Each entry here needs to be given again exactly.

+ + + + + + +

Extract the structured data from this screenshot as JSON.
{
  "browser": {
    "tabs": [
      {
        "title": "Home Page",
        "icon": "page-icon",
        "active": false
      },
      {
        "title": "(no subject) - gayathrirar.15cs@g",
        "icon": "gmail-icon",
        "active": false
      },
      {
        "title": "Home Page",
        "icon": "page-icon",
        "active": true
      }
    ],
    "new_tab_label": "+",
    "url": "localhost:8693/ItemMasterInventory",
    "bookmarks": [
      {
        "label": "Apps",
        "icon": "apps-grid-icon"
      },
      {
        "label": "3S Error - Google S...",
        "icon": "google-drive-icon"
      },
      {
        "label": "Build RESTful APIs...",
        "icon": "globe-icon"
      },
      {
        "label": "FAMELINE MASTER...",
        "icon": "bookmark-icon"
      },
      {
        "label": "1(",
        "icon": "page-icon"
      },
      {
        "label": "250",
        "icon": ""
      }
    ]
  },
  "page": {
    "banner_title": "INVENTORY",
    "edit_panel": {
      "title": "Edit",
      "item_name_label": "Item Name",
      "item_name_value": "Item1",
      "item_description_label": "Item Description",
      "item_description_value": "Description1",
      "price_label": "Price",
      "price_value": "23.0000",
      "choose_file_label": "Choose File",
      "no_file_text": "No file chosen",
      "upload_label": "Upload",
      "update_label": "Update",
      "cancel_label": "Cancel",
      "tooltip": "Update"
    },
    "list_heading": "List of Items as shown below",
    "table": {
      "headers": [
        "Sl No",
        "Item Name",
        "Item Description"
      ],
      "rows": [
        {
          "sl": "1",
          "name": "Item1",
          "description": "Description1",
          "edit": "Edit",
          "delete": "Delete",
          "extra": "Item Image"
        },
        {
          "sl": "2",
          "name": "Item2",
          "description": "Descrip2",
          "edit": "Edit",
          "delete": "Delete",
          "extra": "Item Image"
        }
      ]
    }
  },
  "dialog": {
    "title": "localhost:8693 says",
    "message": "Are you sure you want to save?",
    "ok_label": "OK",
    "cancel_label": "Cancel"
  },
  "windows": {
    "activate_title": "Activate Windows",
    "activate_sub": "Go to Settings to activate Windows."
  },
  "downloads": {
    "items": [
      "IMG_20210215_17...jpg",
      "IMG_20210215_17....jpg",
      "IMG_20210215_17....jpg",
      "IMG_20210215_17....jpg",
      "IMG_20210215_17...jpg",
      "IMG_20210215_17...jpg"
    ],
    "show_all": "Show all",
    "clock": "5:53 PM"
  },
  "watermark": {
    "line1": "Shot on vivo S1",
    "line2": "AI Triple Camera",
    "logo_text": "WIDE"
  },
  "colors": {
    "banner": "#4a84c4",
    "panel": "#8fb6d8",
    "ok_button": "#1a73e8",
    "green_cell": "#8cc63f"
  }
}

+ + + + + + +

§ **Answer below**
Extract the structured data from this screenshot as JSON.
{
  "browser": {
    "tabs": [
      {
        "title": "Home Page",
        "icon": "page-icon",
        "active": false
      },
      {
        "title": "(no subject) - gayathrirar.15cs@g",
        "icon": "gmail-icon",
        "active": false
      },
      {
        "title": "Home Page",
        "icon": "page-icon",
        "active": true
      }
    ],
    "new_tab_label": "+",
    "url": "localhost:8693/ItemMasterInventory",
    "bookmarks": [
      {
        "label": "Apps",
        "icon": "apps-grid-icon"
      },
      {
        "label": "3S Error - Google S...",
        "icon": "google-drive-icon"
      },
      {
        "label": "Build RESTful APIs...",
        "icon": "globe-icon"
      },
      {
        "label": "FAMELINE MASTER...",
        "icon": "bookmark-icon"
      },
      {
        "label": "1(",
        "icon": "page-icon"
      },
      {
        "label": "250",
        "icon": ""
      }
    ]
  },
  "page": {
    "banner_title": "INVENTORY",
    "edit_panel": {
      "title": "Edit",
      "item_name_label": "Item Name",
      "item_name_value": "Item1",
      "item_description_label": "Item Description",
      "item_description_value": "Description1",
      "price_label": "Price",
      "price_value": "23.0000",
      "choose_file_label": "Choose File",
      "no_file_text": "No file chosen",
      "upload_label": "Upload",
      "update_label": "Update",
      "cancel_label": "Cancel",
      "tooltip": "Update"
    },
    "list_heading": "List of Items as shown below",
    "table": {
      "headers": [
        "Sl No",
        "Item Name",
        "Item Description"
      ],
      "rows": [
        {
          "sl": "1",
          "name": "Item1",
          "description": "Description1",
          "edit": "Edit",
          "delete": "Delete",
          "extra": "Item Image"
        },
        {
          "sl": "2",
          "name": "Item2",
          "description": "Descrip2",
          "edit": "Edit",
          "delete": "Delete",
          "extra": "Item Image"
        }
      ]
    }
  },
  "dialog": {
    "title": "localhost:8693 says",
    "message": "Are you sure you want to save?",
    "ok_label": "OK",
    "cancel_label": "Cancel"
  },
  "windows": {
    "activate_title": "Activate Windows",
    "activate_sub": "Go to Settings to activate Windows."
  },
  "downloads": {
    "items": [
      "IMG_20210215_17...jpg",
      "IMG_20210215_17....jpg",
      "IMG_20210215_17....jpg",
      "IMG_20210215_17....jpg",
      "IMG_20210215_17...jpg",
      "IMG_20210215_17...jpg"
    ],
    "show_all": "Show all",
    "clock": "5:53 PM"
  },
  "watermark": {
    "line1": "Shot on vivo S1",
    "line2": "AI Triple Camera",
    "logo_text": "WIDE"
  },
  "colors": {
    "banner": "#4a84c4",
    "panel": "#8fb6d8",
    "ok_button": "#1a73e8",
    "green_cell": "#8cc63f"
  }
}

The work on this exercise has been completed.